At his first Golden Globes ceremony Sunday, Buck took the stage to accept the award with fellow director Jennifer Lee. They thanked those who helped make the film, and Buck added, “And we want to thank all of the fans who have taken ‘Frozen’ into their hearts.” Continue reading “A Golden Moment After Dark Days for the Buck Family”
It was a great day to be selling cell phones, and La Cañada Flintridge resident Riley Donaldson was on his game, dealing devices to a steady stream of Black Friday customers.
Then, at around 4 p.m., during a lull in the action, a man with a gun walked into the Verizon store in the La Crescenta shopping center in the 2600 block of Foothill Boulevard.
The man said he had just robbed the nearby Rite-Aid for prescription medication before entering the shop where Donaldson and Michael Arnold were working.
Donaldson, a 20-year-old St. Francis High School graduate, spent the next few minutes talking to the gunman, eventually persuading him to let the two of them leave. (There were no customers in the store at the time.)

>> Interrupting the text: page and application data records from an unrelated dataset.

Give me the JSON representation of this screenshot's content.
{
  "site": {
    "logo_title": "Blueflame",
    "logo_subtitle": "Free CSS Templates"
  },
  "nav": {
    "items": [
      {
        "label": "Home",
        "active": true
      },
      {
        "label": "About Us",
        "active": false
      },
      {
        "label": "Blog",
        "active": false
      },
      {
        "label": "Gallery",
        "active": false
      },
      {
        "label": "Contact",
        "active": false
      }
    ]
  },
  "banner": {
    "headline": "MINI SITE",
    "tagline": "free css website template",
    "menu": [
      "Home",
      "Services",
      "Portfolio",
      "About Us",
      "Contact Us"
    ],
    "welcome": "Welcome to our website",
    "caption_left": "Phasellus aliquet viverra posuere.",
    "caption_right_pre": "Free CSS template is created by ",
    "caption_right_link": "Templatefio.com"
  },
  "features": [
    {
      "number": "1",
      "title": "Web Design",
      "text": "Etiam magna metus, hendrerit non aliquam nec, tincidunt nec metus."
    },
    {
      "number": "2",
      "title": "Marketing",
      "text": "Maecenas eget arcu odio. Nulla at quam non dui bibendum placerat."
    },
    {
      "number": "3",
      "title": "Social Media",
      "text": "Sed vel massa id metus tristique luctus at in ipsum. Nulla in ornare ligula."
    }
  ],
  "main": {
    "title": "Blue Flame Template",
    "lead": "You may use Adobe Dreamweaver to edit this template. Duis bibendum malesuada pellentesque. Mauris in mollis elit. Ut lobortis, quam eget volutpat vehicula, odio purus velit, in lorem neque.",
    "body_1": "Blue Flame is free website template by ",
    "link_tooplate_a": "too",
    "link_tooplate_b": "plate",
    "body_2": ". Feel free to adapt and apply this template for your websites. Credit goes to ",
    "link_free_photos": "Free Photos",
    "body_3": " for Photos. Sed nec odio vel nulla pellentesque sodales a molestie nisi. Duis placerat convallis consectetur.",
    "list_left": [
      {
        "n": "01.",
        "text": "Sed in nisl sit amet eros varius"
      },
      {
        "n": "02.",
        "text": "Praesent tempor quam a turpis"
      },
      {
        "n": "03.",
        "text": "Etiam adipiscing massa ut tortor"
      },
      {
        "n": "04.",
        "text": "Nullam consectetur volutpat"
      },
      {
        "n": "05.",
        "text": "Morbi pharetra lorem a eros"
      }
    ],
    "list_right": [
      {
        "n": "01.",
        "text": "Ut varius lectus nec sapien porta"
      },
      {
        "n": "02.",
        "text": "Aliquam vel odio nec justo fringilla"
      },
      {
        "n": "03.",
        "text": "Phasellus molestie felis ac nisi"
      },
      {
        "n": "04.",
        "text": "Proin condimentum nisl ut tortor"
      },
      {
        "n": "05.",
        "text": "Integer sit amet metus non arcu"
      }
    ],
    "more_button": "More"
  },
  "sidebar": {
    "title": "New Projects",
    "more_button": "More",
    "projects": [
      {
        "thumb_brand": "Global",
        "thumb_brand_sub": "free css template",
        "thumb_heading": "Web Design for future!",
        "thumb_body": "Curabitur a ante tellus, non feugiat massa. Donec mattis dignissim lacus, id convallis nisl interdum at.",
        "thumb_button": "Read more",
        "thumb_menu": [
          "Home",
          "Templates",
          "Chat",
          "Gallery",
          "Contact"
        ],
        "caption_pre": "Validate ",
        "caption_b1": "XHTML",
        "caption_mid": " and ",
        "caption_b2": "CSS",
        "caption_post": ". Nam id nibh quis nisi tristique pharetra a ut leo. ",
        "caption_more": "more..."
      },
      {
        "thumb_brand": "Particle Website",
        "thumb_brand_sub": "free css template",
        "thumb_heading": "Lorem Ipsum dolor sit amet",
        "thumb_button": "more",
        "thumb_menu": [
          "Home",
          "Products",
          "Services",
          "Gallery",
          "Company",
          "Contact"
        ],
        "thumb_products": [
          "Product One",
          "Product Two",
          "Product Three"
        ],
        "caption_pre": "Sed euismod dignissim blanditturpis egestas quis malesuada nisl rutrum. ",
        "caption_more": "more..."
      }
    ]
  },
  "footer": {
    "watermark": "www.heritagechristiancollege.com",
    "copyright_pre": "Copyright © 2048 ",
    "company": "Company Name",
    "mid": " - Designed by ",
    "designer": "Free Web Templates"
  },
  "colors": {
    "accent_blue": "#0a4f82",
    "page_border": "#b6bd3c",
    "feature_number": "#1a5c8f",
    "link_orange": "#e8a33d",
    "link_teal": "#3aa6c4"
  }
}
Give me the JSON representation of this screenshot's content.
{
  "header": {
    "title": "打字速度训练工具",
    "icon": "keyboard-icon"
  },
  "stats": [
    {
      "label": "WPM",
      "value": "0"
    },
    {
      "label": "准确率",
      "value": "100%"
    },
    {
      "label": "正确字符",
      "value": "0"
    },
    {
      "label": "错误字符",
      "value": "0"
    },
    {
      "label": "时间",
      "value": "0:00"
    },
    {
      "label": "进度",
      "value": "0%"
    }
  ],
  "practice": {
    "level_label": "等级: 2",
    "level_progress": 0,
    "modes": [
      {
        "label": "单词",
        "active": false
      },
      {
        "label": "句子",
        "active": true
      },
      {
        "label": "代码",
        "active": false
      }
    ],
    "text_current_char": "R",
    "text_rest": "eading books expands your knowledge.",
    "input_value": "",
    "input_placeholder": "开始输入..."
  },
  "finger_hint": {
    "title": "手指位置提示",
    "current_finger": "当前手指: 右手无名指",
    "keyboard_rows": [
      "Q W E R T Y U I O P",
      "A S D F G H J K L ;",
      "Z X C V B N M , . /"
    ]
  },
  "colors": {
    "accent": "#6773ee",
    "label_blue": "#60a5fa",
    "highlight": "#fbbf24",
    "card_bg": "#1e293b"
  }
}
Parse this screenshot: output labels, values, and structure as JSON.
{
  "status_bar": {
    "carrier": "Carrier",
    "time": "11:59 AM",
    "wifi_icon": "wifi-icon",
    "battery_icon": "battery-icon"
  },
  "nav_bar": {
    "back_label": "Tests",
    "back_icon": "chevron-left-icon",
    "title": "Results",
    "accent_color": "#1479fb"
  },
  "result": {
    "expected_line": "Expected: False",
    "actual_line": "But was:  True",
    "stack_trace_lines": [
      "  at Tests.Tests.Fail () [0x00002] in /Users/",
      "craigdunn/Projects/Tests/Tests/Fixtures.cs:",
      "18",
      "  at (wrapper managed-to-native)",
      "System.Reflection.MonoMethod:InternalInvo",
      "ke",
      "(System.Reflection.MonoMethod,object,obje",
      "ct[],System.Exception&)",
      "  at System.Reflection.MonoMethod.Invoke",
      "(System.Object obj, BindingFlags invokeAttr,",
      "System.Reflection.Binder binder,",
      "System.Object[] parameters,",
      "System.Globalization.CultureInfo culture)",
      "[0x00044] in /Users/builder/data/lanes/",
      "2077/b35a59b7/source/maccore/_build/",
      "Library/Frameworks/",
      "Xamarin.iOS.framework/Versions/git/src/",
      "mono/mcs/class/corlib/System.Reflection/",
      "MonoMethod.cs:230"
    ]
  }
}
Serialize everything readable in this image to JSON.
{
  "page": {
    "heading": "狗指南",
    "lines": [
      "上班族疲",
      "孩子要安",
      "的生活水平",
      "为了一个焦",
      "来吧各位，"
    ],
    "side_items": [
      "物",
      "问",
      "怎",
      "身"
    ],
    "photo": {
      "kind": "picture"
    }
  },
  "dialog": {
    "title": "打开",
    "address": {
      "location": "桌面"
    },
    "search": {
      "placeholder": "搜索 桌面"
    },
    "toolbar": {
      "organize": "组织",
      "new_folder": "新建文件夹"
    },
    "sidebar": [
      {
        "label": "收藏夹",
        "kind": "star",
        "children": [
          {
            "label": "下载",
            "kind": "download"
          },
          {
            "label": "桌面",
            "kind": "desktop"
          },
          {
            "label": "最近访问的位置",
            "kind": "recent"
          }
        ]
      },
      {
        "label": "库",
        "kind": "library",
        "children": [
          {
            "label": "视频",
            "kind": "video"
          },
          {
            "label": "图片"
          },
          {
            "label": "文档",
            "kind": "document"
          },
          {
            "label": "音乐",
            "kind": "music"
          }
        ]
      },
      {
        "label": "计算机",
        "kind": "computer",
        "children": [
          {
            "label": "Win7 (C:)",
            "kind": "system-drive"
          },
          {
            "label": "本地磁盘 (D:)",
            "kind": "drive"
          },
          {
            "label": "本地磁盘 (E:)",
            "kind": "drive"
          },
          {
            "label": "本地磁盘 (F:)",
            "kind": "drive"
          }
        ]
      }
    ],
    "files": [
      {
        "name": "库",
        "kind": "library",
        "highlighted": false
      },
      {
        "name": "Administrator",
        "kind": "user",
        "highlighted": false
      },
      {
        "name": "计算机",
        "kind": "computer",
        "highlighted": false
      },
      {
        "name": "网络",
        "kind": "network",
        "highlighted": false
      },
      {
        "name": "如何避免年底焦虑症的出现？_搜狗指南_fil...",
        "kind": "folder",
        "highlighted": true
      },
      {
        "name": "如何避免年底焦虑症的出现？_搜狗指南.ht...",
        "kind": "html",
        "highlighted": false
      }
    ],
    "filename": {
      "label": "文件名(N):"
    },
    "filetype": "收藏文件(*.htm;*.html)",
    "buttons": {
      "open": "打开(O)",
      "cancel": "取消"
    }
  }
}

Five hours later, Los Angeles County Sheriff’s Special Enforcement Bureau deputies entered and found the suspect dead. Continue reading “Cool Head Leads to Escape in Encounter with Gunman”
No, Craig Mazin will not let his 11-year-old son watch “Hangover III.”
The movie — which was co-written by Mazin, the incoming president of the La Cañada Flintridge Educational Foundation — opens this week. It’s the final installment in the franchise that includes the highest-grossing R-rated comedy of all time. The wickedly nefarious trilogy follows a quartet of friends on a series of comedic adventures.
“I think I know, as well as anybody, whether or not [he] should see this movie,” said Mazin, who also helped write the second of the “Hangover” films. “And the answer is, ‘No!’”
Lots of people have seen the movies, of course. Including lots of LCF residents.
“I sometimes worry because [this] is a conservative town,” Mazin, 42, said. “But I’ve never received any negative comments, no one’s ever scoffed. I think people understand: It’s a movie. Continue reading “‘Hangover’ Movie Writer Makes LCF His ‘Wolfpack’”